AWS Direct Connect
AWS Direct Connect is a cloud service solution that makes it easy to establish a dedicated network connection from your premises to AWS. Using AWS Direct Connect, you can establish private connectivity between AWS and your datacenter, office, or colocation environment, which in many cases can reduce your network costs, increase bandwidth throughput, and provide a more consistent network experience than Internet-based connections.
AWS Virtual Private Network (AWS VPN)
AWS Virtual Private Network (AWS VPN) lets you establish a secure and private encrypted tunnel from your network or device to the AWS global network. AWS VPN is comprised of two services: AWS Site-to-Site VPN and AWS Client VPN.
AWS Site-to-Site VPN enables you to securely connect your on-premises network or branch office site to your Amazon Virtual Private Cloud (Amazon VPC). AWS Client VPN enables you to securely connect users to AWS or on-premises networks. AWS Client VPN includes a free client-side application, which provides access to AWS services from remote networks.
Amazon CloudFront is a fast content delivery network (CDN) service that securely delivers data, videos, applications, and APIs to customers globally with low latency, high transfer speeds, all within a developer-friendly environment. CloudFront is integrated with AWS — both physical locations that are directly connected to the AWS global infrastructure, as well as other AWS services. CloudFront works seamlessly with services including AWS Shield for DDoS mitigation, Amazon S3, Elastic Load Balancing or Amazon EC2 as origins for your applications, and Lambda@Edge to run custom code closer to customers’ users and to customize the user experience. Lastly, if you use AWS origins such as Amazon S3, Amazon EC2 or Elastic Load Balancing, you don’t pay for any data transferred between these services and CloudFront.
AWS App Mesh
AWS App Mesh is a service mesh that provides application-level networking to make it easy for your services to communicate with each other across multiple types of compute infrastructure. App Mesh standardizes how your services communicate, giving you end-to-end visibility and ensuring high-availability for your applications.
Modern applications are typically composed of multiple services. Each service may be built using multiple types of compute infrastructure such as Amazon EC2 and AWS Fargate. As the number of services grow within an application, it becomes difficult to pinpoint the exact location of errors, re-route traffic after failures, and safely deploy code changes. Previously, this has required you to build monitoring and control logic directly into your code and redeploy your service every time there are changes.
AWS Cloud Map
AWS Cloud Map is a cloud resource discovery service. With Cloud Map, you can define custom names for your application resources, and it maintains the updated location of these dynamically changing resources. This increases your application availability because your web service always discovers the most up-to-date locations of its resources.
Modern applications are typically composed of multiple services that are accessible over an API and perform a specific function.
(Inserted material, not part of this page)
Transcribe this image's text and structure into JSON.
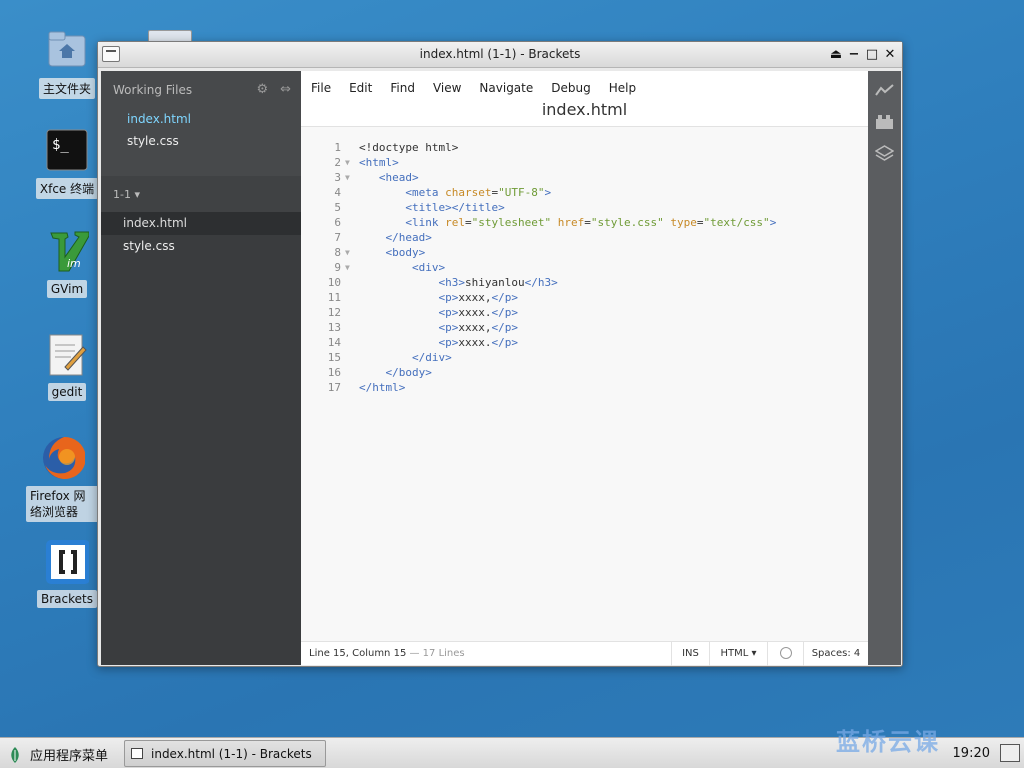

Each service interacts with a variety of other resources, such as databases, queues, object stores, and customer-defined microservices, and it needs to be able to find the location of all the infrastructure resources on which it depends in order to function. In most cases, you manage all these resource names and their locations manually within the application code. However, manual resource management becomes time consuming and error-prone as the number of dependent infrastructure resources increases or the number of microservices dynamically scale up and down based on traffic. You can also use third-party service discovery products, but this requires installing and managing additional software and infrastructure.
Happy networking with AWS !!!